Citing PatentFiling datePublication dateApplicantTitle
US7673541 *Jun 3, 2004Mar 9, 2010The Gillette CompanyColored razor blades
US20050268470 *Jun 3, 2004Dec 8, 2005Skrobis Kenneth JColored razor blades
US20070007186 *Jul 8, 2005Jan 11, 2007Matthew LuntzOil reconditioning device and associated methods
US20090172952 *Jun 29, 2007Jul 9, 2009Brandon Cory HooverNon-stick coated putty knife
US20110030226 *Aug 5, 2009Feb 10, 2011Michael Dunn-RankinCeramic razor blade
US20130153204 *Dec 20, 2011Jun 20, 2013Hydril Usa Manufacturing LlcRam bop shear blade process to enhance the toughness
USRE43287 *Jan 28, 2011Apr 3, 2012Irwin Industrial Tool CompanyMulti-chip facet cutting saw blade and related method
CN102519761A *Nov 22, 2011Jun 27, 2012南昌航空大学Method for microscopic deformation of nitride coating capable of being used for observation of transmission electron microscope
Classifications
U.S. Classification428/421, 30/62
International ClassificationG01N1/28, B26B21/60, G01N1/06
Cooperative ClassificationY10T428/3154, G01N1/06, G01N1/286, B26B21/60
European ClassificationG01N1/06, G01N1/28M, B26B21/60
Legal Events
DateCodeEventDescription
Feb 9, 2004ASAssignment
Owner name: C.L. STURKEY, INC., PENNSYLVANIA

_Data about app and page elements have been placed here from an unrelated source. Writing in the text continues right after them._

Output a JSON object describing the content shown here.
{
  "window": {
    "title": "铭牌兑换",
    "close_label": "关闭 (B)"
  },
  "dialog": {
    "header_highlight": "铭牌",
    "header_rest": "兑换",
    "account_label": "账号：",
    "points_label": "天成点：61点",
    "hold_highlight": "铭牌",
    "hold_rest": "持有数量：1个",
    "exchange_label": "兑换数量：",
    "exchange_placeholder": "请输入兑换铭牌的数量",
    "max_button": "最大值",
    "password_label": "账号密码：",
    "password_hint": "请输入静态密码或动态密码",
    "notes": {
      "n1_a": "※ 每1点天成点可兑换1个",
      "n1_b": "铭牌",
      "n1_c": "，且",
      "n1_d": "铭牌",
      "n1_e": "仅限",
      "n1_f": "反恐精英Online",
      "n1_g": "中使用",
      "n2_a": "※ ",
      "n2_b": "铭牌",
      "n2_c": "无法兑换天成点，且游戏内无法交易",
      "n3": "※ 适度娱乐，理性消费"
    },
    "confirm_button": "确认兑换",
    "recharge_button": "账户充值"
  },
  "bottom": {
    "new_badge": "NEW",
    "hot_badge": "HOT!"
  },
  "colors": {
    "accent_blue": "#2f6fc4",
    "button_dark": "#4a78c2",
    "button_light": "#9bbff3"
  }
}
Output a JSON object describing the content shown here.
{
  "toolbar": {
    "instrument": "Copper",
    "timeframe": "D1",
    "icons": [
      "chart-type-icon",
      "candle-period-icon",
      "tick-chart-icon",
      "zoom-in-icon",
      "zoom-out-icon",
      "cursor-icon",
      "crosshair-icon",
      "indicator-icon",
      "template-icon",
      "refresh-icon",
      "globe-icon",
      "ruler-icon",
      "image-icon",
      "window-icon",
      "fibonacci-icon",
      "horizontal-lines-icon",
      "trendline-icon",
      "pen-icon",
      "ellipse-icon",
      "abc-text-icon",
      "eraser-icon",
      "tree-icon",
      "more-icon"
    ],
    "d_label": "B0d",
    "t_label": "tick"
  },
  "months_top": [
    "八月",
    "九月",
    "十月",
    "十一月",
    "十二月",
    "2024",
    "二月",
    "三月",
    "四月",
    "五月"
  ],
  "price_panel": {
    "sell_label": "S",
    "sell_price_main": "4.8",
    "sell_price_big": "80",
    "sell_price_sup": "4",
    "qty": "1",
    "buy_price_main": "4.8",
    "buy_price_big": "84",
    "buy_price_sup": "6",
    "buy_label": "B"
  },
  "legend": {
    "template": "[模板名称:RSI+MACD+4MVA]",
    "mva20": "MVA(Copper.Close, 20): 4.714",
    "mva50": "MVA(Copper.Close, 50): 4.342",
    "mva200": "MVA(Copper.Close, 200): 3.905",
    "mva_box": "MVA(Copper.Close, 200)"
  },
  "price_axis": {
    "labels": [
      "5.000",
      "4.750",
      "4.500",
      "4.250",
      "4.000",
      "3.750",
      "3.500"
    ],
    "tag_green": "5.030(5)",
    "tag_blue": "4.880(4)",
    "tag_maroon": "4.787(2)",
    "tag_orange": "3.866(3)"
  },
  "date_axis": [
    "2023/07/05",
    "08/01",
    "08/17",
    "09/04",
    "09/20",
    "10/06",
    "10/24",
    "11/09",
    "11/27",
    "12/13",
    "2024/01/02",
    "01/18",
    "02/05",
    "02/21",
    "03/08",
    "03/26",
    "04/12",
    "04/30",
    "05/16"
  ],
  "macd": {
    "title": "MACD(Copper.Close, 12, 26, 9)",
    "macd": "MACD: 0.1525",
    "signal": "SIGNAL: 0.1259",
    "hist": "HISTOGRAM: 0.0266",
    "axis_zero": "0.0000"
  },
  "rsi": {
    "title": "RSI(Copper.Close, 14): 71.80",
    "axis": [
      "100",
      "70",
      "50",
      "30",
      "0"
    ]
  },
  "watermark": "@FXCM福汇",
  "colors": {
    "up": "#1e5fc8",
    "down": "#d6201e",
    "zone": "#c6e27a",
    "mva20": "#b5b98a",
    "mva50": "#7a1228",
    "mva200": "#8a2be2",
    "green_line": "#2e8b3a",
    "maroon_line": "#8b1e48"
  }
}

Free format text: ASSIGNMENT OF ASSIGNORS INTEREST;ASSIGNORS:CLOUD, NATHAN;TARSA, CHRISTOPHER J.;TARSA, LEON F.;REEL/FRAME:014958/0893;SIGNING DATES FROM 20031117 TO 20031121